With September here, there are officially two months left in the natural gas summer injection season. Rumors are that the US could hit 4 Tcf come November, setting a new record for the amount of natural gas in the ground at the start of the winter demand season.
Currently, lower 48 natural gas storage sits at 3,099 Bcf as of August 21st, 88 Bcf above the 5-year average and 480 Bcf higher than the same time last year. Meanwhile, the EIA East storage region (fields are largely located in Illinois, Michigan, Kentucky, Ohio, Pennsylvania, West Virginia, and New York) actually sits at a 59 Bcf deficit to the 5-year average. This is interesting as the Northeast is largely responsible for the production gains that the US has noted over the past few years. Last year, natural gas output from April-August averaged 15.8 Bcf/d. So far this summer, Northeast production has averaged 18.7 Bcf/d, a gain of 2.9 Bcf/d.
The increased production output is being absorbed by power plants and has helped stabilize prices in the region even in the low price environment experienced this summer in the Northeast. In PJM, natural gas has represented 24% of the generation stack so far this summer compared to 18% last year. The sample of deliveries of natural gas to power facilities, based on Genscape pipeline flow data, is up in the Northeast by 0.5 Bcf/d or 21% compared to last summer. The Atlantic Seaboard noted a 0.4 Bcf/d increase representing a 28% gain.

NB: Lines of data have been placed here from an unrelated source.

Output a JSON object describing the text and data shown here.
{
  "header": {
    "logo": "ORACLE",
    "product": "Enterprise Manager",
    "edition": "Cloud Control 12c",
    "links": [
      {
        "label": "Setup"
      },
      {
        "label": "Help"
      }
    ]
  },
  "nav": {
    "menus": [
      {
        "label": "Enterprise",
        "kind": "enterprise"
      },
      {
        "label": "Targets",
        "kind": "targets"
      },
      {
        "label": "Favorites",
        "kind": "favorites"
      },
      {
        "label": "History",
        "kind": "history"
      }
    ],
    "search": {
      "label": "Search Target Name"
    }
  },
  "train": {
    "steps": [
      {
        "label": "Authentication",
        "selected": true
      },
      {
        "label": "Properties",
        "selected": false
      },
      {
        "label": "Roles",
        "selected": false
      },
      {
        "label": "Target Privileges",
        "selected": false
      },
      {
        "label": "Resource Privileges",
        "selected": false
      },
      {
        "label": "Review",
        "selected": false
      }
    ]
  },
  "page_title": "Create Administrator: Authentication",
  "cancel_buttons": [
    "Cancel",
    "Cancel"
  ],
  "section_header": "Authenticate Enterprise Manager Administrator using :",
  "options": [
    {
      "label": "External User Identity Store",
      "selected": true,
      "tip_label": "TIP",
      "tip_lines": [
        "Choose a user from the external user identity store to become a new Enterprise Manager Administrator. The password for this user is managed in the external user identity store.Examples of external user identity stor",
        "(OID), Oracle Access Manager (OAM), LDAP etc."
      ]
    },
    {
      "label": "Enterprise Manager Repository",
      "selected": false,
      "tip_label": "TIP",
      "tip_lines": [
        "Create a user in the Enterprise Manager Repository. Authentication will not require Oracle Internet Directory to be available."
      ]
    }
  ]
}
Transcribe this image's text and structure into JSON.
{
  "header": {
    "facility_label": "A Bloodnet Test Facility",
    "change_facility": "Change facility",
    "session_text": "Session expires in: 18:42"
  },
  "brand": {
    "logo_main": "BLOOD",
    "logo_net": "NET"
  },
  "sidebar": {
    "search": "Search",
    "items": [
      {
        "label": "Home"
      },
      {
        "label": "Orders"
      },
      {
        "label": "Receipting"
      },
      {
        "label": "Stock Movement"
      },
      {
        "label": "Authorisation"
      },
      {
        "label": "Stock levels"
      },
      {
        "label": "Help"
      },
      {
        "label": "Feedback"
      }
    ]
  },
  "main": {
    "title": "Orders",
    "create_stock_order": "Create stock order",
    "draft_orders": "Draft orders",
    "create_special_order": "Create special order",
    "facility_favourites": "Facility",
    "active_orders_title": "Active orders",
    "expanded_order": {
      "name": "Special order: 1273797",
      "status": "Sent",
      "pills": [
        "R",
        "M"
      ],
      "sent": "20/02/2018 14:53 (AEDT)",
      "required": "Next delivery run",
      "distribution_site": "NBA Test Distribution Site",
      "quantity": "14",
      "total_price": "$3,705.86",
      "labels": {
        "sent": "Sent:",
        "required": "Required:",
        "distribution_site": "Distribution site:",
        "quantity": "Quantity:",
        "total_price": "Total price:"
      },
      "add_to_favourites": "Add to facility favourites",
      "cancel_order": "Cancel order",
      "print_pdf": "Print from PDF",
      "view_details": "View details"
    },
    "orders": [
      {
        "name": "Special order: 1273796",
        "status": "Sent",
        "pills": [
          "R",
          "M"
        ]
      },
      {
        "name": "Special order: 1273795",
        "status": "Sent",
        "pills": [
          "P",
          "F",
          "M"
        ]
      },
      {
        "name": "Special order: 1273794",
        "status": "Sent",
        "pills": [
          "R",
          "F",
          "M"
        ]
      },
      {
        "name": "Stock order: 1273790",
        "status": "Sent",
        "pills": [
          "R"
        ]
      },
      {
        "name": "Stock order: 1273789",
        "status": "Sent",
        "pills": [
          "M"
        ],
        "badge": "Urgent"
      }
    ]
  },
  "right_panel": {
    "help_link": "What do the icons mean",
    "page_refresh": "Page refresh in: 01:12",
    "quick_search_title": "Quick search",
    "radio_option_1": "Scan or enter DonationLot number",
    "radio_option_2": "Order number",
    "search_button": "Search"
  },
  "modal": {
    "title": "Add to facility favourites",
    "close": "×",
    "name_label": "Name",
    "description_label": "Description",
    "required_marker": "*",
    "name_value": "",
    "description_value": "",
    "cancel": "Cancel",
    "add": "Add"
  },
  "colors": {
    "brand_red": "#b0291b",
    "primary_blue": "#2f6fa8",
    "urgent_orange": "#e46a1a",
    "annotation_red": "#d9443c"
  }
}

These power gains are thanks in part to favorable pricing. Last summer (April 1 – September 1) cash prices at Leidy and Dominion South averaged $2.51 and $3.03, respectively. Over the same time this year, they have both averaged $1.35. Meanwhile, Transco Zone 6 non New York averaged $3.16 last summer and has declined to $2.30 this summer.
Injections in the East region have averaged 50 Bcf/w so far this season, 4 Bcf/w less than last year. As the shoulder season hits and cooling demand dissipates, injection rates can increase to similar rates to 2014 and storage in the region could easily hit the 5-year maximum and top out above 2 Tcf. But with lower demand also comes lower pricing. It is unlikely that the supply hubs feel much more pain, but Northeast demand markets such as Transco Zone 6 Non New York, which has averaged $2.30 thus far this injection season, could see further pressure. Is a sub $1 handle unreasonable to fathom or will power burn save the day? This is one of the many dynamics analyzed as a part of our Northeast Gas Quarterly service. Click HERE to learn more.